Records from a data source
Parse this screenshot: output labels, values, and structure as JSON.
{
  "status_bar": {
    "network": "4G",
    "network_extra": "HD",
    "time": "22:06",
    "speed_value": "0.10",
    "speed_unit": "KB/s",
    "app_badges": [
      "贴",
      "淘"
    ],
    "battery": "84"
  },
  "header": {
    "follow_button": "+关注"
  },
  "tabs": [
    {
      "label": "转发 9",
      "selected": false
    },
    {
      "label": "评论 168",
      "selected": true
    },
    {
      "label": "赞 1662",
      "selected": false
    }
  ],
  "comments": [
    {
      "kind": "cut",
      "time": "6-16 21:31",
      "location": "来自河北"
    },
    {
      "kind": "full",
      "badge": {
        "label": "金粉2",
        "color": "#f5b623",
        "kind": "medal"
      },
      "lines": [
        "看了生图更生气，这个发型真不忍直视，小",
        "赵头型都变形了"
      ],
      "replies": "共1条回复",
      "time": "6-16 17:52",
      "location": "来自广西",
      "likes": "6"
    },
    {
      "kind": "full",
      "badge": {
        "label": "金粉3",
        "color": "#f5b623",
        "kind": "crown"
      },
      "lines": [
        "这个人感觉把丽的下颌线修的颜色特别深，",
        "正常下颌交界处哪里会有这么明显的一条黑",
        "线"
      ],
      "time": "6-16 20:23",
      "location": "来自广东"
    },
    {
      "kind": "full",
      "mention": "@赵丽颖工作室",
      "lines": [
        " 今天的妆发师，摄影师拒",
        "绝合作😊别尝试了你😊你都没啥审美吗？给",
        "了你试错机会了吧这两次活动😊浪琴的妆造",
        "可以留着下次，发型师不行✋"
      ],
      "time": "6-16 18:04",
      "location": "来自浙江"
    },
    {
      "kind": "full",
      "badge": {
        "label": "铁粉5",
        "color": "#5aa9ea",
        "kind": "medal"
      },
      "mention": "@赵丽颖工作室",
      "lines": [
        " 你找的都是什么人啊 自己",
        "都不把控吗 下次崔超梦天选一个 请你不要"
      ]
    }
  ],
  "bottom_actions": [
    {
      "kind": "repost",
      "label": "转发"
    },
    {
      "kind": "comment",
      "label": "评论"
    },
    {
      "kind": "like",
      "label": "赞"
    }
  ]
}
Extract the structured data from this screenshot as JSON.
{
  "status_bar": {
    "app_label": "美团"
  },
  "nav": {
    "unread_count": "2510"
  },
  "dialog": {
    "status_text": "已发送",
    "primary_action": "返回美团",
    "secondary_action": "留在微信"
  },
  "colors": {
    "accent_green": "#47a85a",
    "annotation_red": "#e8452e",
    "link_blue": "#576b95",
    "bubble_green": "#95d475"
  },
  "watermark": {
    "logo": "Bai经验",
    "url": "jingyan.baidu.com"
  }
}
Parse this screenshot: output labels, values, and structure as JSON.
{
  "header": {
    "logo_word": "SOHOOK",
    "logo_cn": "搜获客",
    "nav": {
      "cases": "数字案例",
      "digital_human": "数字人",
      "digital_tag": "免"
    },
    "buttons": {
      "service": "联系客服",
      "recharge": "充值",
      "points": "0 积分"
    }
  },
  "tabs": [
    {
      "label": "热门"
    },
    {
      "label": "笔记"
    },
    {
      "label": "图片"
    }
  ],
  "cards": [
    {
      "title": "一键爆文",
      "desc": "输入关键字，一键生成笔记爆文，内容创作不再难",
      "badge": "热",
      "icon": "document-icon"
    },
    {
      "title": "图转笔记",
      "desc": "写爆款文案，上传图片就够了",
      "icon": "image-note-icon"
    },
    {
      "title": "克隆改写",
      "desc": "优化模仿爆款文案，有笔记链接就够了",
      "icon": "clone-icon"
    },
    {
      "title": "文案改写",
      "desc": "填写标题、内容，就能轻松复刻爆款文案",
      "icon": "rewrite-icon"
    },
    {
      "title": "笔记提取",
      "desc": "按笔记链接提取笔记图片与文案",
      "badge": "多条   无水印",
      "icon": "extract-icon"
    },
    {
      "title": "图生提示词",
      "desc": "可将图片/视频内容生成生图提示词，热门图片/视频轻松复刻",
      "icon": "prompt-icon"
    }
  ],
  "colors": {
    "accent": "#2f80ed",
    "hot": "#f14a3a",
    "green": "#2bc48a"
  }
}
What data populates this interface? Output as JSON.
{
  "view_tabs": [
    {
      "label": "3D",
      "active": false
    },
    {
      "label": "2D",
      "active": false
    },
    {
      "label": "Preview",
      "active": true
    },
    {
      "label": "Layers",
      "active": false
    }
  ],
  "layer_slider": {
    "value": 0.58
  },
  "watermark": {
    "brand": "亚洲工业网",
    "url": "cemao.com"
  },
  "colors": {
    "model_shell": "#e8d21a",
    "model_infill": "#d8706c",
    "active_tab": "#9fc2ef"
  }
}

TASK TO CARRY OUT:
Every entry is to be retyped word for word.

SOLUTION:
Parse this screenshot: output labels, values, and structure as JSON.
{
  "status_bar": {
    "network": "4G",
    "network_extra": "HD",
    "time": "22:06",
    "speed_value": "0.10",
    "speed_unit": "KB/s",
    "app_badges": [
      "贴",
      "淘"
    ],
    "battery": "84"
  },
  "header": {
    "follow_button": "+关注"
  },
  "tabs": [
    {
      "label": "转发 9",
      "selected": false
    },
    {
      "label": "评论 168",
      "selected": true
    },
    {
      "label": "赞 1662",
      "selected": false
    }
  ],
  "comments": [
    {
      "kind": "cut",
      "time": "6-16 21:31",
      "location": "来自河北"
    },
    {
      "kind": "full",
      "badge": {
        "label": "金粉2",
        "color": "#f5b623",
        "kind": "medal"
      },
      "lines": [
        "看了生图更生气，这个发型真不忍直视，小",
        "赵头型都变形了"
      ],
      "replies": "共1条回复",
      "time": "6-16 17:52",
      "location": "来自广西",
      "likes": "6"
    },
    {
      "kind": "full",
      "badge": {
        "label": "金粉3",
        "color": "#f5b623",
        "kind": "crown"
      },
      "lines": [
        "这个人感觉把丽的下颌线修的颜色特别深，",
        "正常下颌交界处哪里会有这么明显的一条黑",
        "线"
      ],
      "time": "6-16 20:23",
      "location": "来自广东"
    },
    {
      "kind": "full",
      "mention": "@赵丽颖工作室",
      "lines": [
        " 今天的妆发师，摄影师拒",
        "绝合作😊别尝试了你😊你都没啥审美吗？给",
        "了你试错机会了吧这两次活动😊浪琴的妆造",
        "可以留着下次，发型师不行✋"
      ],
      "time": "6-16 18:04",
      "location": "来自浙江"
    },
    {
      "kind": "full",
      "badge": {
        "label": "铁粉5",
        "color": "#5aa9ea",
        "kind": "medal"
      },
      "mention": "@赵丽颖工作室",
      "lines": [
        " 你找的都是什么人啊 自己",
        "都不把控吗 下次崔超梦天选一个 请你不要"
      ]
    }
  ],
  "bottom_actions": [
    {
      "kind": "repost",
      "label": "转发"
    },
    {
      "kind": "comment",
      "label": "评论"
    },
    {
      "kind": "like",
      "label": "赞"
    }
  ]
}
Extract the structured data from this screenshot as JSON.
{
  "status_bar": {
    "app_label": "美团"
  },
  "nav": {
    "unread_count": "2510"
  },
  "dialog": {
    "status_text": "已发送",
    "primary_action": "返回美团",
    "secondary_action": "留在微信"
  },
  "colors": {
    "accent_green": "#47a85a",
    "annotation_red": "#e8452e",
    "link_blue": "#576b95",
    "bubble_green": "#95d475"
  },
  "watermark": {
    "logo": "Bai经验",
    "url": "jingyan.baidu.com"
  }
}
Parse this screenshot: output labels, values, and structure as JSON.
{
  "header": {
    "logo_word": "SOHOOK",
    "logo_cn": "搜获客",
    "nav": {
      "cases": "数字案例",
      "digital_human": "数字人",
      "digital_tag": "免"
    },
    "buttons": {
      "service": "联系客服",
      "recharge": "充值",
      "points": "0 积分"
    }
  },
  "tabs": [
    {
      "label": "热门"
    },
    {
      "label": "笔记"
    },
    {
      "label": "图片"
    }
  ],
  "cards": [
    {
      "title": "一键爆文",
      "desc": "输入关键字，一键生成笔记爆文，内容创作不再难",
      "badge": "热",
      "icon": "document-icon"
    },
    {
      "title": "图转笔记",
      "desc": "写爆款文案，上传图片就够了",
      "icon": "image-note-icon"
    },
    {
      "title": "克隆改写",
      "desc": "优化模仿爆款文案，有笔记链接就够了",
      "icon": "clone-icon"
    },
    {
      "title": "文案改写",
      "desc": "填写标题、内容，就能轻松复刻爆款文案",
      "icon": "rewrite-icon"
    },
    {
      "title": "笔记提取",
      "desc": "按笔记链接提取笔记图片与文案",
      "badge": "多条   无水印",
      "icon": "extract-icon"
    },
    {
      "title": "图生提示词",
      "desc": "可将图片/视频内容生成生图提示词，热门图片/视频轻松复刻",
      "icon": "prompt-icon"
    }
  ],
  "colors": {
    "accent": "#2f80ed",
    "hot": "#f14a3a",
    "green": "#2bc48a"
  }
}
What data populates this interface? Output as JSON.
{
  "view_tabs": [
    {
      "label": "3D",
      "active": false
    },
    {
      "label": "2D",
      "active": false
    },
    {
      "label": "Preview",
      "active": true
    },
    {
      "label": "Layers",
      "active": false
    }
  ],
  "layer_slider": {
    "value": 0.58
  },
  "watermark": {
    "brand": "亚洲工业网",
    "url": "cemao.com"
  },
  "colors": {
    "model_shell": "#e8d21a",
    "model_infill": "#d8706c",
    "active_tab": "#9fc2ef"
  }
}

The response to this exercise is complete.